Interest in new commercial spaceports is not confined to the US. One of the farthest-along plans is Spaceport Sweden, a proposal to conduct suborbital space tourism flights from Kiruna, site of an existing sounding rocket range. Olle Norberg, chairman of Spaceport Sweden, said a consortium of four organizations, ranging from the Swedish Space Corporation to the Icehotel (a seasonal hotel made, as the name suggests, out of ice) is in the midst of a feasibility study about spaceport operations there, set to be completed by the end of 2008; that study stemmed from an agreement with Virgin Galactic, which has expressed an interest in using the site as a European base of operations, starting as early as 2011 or 2012.
While much of the needed infrastructure for such flights, including a 2.5-kilometer-long runway, already exists, Norberg said there are a number of legal and regulatory issues that would have to be addressed. “The regulatory situation in Europe… is competely different from the situation here in the United States, where you realize that for this to work well, you must coordinate the space aspect and the aviation aspect,” he said. Of biggest concern, he said, is the lack of coordination among national aviation agencies, the European Aviation Safety Agency, and national space agencies in Europe on relevant issues. Also undecided: what sort of value added tax (VAT) would be applied by Sweden’s tax agency to space tourism activities that take place there.
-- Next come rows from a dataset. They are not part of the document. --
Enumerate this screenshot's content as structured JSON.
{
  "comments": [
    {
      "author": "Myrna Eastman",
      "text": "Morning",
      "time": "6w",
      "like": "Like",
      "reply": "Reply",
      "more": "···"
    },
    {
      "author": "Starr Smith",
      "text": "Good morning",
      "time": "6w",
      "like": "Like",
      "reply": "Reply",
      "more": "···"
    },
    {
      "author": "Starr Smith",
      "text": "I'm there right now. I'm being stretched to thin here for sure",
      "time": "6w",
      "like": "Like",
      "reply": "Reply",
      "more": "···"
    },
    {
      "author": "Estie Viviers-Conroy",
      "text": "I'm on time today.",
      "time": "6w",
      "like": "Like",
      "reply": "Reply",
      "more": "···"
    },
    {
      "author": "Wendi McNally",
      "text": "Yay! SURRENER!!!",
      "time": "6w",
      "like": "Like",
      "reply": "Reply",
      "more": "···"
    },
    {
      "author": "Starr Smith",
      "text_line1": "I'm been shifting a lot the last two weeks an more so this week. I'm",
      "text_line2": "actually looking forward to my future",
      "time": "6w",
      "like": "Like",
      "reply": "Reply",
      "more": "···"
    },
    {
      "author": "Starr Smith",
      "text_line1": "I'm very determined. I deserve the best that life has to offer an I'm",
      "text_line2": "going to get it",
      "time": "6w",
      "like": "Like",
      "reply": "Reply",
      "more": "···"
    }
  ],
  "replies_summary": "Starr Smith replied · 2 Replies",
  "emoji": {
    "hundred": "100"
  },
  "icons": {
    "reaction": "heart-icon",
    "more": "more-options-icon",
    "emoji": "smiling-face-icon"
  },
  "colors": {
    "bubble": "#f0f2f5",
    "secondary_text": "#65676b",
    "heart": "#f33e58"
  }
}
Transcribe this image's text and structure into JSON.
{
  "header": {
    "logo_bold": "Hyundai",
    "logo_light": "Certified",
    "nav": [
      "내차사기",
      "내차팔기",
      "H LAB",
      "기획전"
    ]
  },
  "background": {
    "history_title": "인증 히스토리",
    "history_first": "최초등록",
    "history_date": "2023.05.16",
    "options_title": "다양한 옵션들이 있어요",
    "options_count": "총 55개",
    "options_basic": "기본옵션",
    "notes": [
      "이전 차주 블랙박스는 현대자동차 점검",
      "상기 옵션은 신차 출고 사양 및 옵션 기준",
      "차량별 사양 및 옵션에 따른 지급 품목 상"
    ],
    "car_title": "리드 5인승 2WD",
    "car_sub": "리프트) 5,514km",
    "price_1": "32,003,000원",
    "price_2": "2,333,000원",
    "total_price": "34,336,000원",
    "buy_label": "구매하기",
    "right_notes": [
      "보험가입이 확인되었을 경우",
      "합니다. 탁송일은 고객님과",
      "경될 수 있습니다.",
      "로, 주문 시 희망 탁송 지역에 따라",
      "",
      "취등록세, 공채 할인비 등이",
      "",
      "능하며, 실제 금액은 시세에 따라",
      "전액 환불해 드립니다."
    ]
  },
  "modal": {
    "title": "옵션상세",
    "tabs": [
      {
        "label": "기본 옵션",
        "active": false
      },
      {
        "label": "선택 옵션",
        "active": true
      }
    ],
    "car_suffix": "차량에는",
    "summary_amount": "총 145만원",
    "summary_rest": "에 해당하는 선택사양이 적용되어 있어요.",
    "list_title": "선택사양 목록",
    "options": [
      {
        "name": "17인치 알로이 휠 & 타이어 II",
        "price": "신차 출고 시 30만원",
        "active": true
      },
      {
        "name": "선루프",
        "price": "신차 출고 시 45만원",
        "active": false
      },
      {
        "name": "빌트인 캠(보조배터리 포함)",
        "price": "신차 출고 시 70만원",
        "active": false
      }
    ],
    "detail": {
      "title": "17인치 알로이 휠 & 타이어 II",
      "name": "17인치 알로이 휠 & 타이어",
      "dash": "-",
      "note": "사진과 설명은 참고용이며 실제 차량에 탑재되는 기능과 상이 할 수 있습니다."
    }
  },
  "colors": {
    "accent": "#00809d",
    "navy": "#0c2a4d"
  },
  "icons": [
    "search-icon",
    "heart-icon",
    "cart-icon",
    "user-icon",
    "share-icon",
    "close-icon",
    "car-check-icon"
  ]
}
Despite all the emerging spaceports, and the competition to attract businesses with uncertain futures, there is still cooperation among the various spaceports, and hope that a bright future lies ahead for all of them. “If we are successful,” said Witt, “hopefully all of these will be successful.”